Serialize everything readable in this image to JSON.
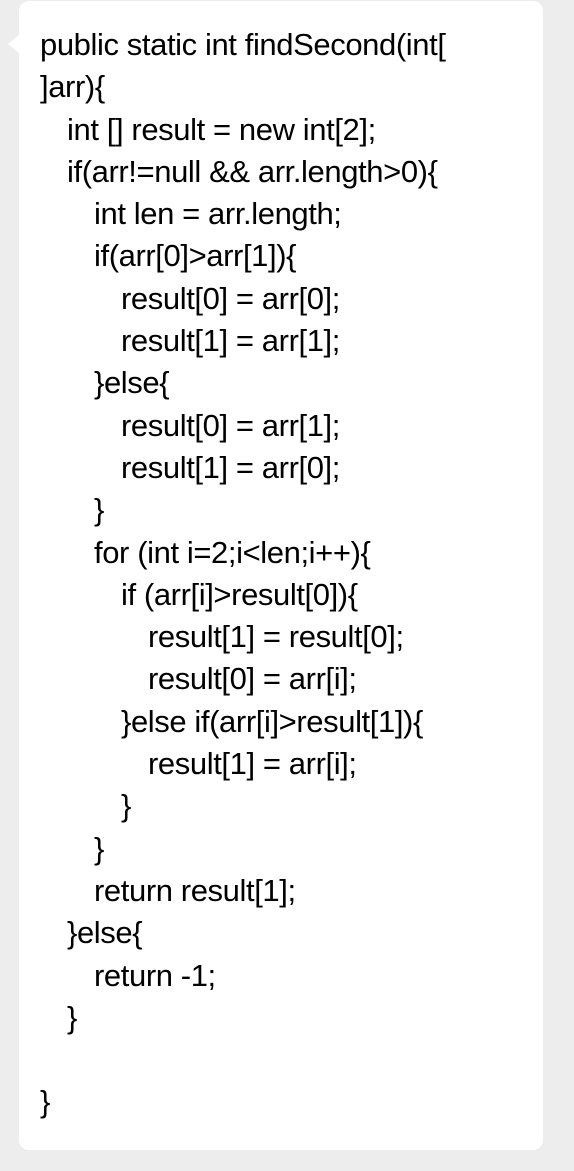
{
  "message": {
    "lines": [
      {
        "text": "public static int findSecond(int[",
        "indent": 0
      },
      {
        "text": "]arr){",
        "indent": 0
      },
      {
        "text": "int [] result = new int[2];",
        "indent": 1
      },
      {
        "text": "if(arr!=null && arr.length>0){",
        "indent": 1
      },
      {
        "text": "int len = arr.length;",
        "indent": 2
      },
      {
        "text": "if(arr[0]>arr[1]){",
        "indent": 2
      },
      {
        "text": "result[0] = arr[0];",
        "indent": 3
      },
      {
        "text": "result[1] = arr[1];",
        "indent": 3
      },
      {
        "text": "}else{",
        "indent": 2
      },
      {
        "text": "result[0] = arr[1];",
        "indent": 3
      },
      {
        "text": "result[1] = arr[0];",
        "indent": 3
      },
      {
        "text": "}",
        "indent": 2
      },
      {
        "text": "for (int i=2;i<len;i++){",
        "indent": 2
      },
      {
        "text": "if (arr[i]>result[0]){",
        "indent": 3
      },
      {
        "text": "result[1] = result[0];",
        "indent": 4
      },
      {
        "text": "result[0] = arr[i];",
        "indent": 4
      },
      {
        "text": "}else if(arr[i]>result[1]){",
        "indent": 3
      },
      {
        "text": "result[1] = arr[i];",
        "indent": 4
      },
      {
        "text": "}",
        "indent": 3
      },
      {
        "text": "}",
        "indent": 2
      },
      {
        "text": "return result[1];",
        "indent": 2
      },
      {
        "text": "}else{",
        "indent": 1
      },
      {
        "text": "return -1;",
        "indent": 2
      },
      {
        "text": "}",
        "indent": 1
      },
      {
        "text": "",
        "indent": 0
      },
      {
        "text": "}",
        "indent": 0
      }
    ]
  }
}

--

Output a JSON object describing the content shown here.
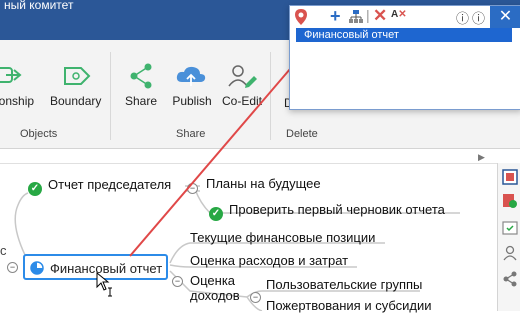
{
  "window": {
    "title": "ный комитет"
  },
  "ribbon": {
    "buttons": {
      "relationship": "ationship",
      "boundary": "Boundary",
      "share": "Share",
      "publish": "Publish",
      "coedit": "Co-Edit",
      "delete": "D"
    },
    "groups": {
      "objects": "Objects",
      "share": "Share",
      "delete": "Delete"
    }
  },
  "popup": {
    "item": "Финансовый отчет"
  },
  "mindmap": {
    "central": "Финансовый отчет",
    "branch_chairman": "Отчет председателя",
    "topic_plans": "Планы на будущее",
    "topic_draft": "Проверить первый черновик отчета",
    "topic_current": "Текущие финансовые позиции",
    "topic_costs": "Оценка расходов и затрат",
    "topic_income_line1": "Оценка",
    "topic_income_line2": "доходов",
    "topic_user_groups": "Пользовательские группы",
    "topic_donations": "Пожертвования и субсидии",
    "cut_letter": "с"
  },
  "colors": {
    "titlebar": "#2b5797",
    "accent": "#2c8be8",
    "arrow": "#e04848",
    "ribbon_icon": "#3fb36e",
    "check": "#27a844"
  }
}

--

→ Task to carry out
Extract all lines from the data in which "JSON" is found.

→ Result of the task
Serialize everything readable in this image to JSON.
Output a JSON object describing the content shown here.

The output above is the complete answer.